Vinegar will condition and clean leather and remove odors, or at least it will once its own sourness dissipates from your leather item. You can do this occasionally or when it gets heavily soiled.

* You can place pandan leaf on your smelly leather item as well. Pandan (P. amaryllifolius) leaves are used in Southeast Asian cooking to add a distinct aroma to rice and curry dishes such as nasi lemak, kaya (‘jam’) preserves, and desserts such as pandan cake.

Fresh leaves are typically torn into strips, tied in a knot to facilitate removal, placed in the cooking liquid, then removed at the end of cooking. Dried leaves and bottled extract may be bought in some places.

* You can also substitute Febreze with most of the cleaning agents here. Febreze uses a chemical compound called cyclodextrin that has been used in household and custodial cleaning products for quite some time.

The sugar-like substance doesn’t necessarily “clean” the leather odors out, but acts as an absorbent-like baking soda or crumpled newspaper, to help soak the leather odor out.

* You can also dip the leather apparel in a bucket of bleach, rubbing alcohol or an ammonia solution for about an hour. You will then find that the foul smell has been replaced by a lovely hospital smell that will certainly attract the nostrils of young gentlemen. A reapplication of leather conditioner afterwards may be necessary.

Here are some words of warning, though; make sure to do some colorfastness test on the leather to make sure it won’t fade because of the bleach. It would also be advisable to use oxygen bleach instead of chlorine bleach to avoid fading and drying in the first place.

Leather FAQ

What is the difference between Full Grain, Top Grain, Genuine and Bonded leather?

All leather isn’t equal and it is important to understand the differences when you are buying leather products. Leather is a natural material. It is strong, breathes, insulates and molds to your body. It is a combination of beauty and strength. Just how beautiful and how strong, however, are influenced by the hide source, cut and process.

* Full Grain Leather: This is the best leather money can buy. It is taken from the top layer of hide and shows the natural markings and grain of the leather. The natural surface of full grain leathers burnish and beautify with use. Full Grain Leather burnishes over time.

This is the exceptional leather used in thick leather goods and leather accessories. Top quality cow and water buffalo full grain leathers are extremely strong and durable. It is used in luxury briefcases and expensive saddles and bridles.

It’s this type of leather that has the most ‘musk’ of all the other types. This sought after (or not-so-sought after) smell makes it distinct among all the rest.

* Top Grain Leather: This is the second highest grade of leather.

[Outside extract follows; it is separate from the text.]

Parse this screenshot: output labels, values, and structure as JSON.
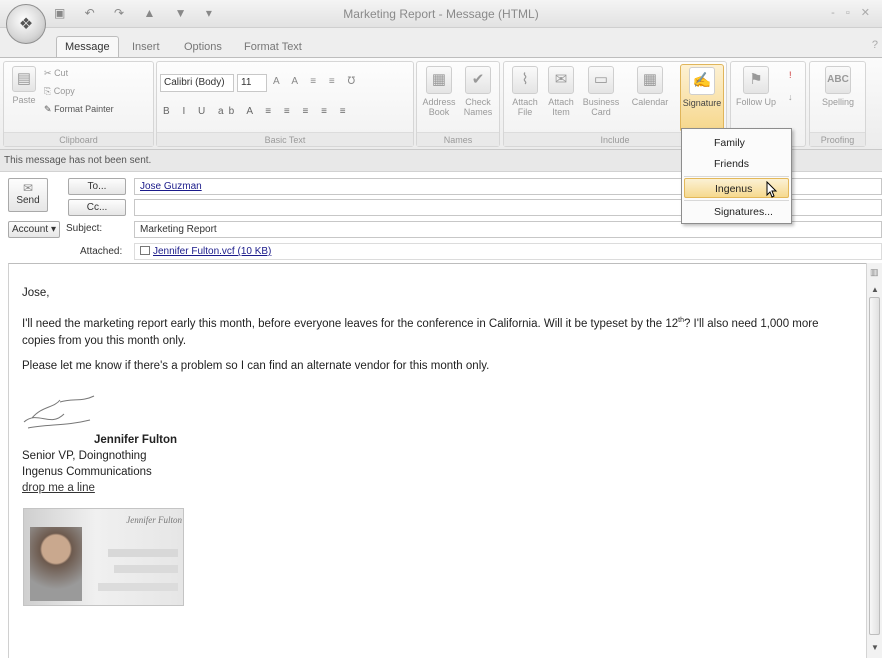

Top grain leather is split from the top layer of blemished hide and is sanded and refinished. Top grain leather does not burnish and beautify with use, but it is as strong and durable as full grain leather.

* Bonded Leather: Bonded Leather is leather’s bottom. Suede scraps are ground together with glue and resurfaced in a process similar to vinyl manufacture. Bonded leather is weak and degrades quickly with use.

* Genuine Leather: This is produced from the layers of hide that remain after the top is split off for the better grades. These weaker under layers are known as suede. (Don’t be confused with the fuzzy finish also referred to as “suede.”) The suede surface is usually refinished to resemble a higher grade. It can be smooth or rough. Caution: The inferior quality of genuine leather becomes evident with use.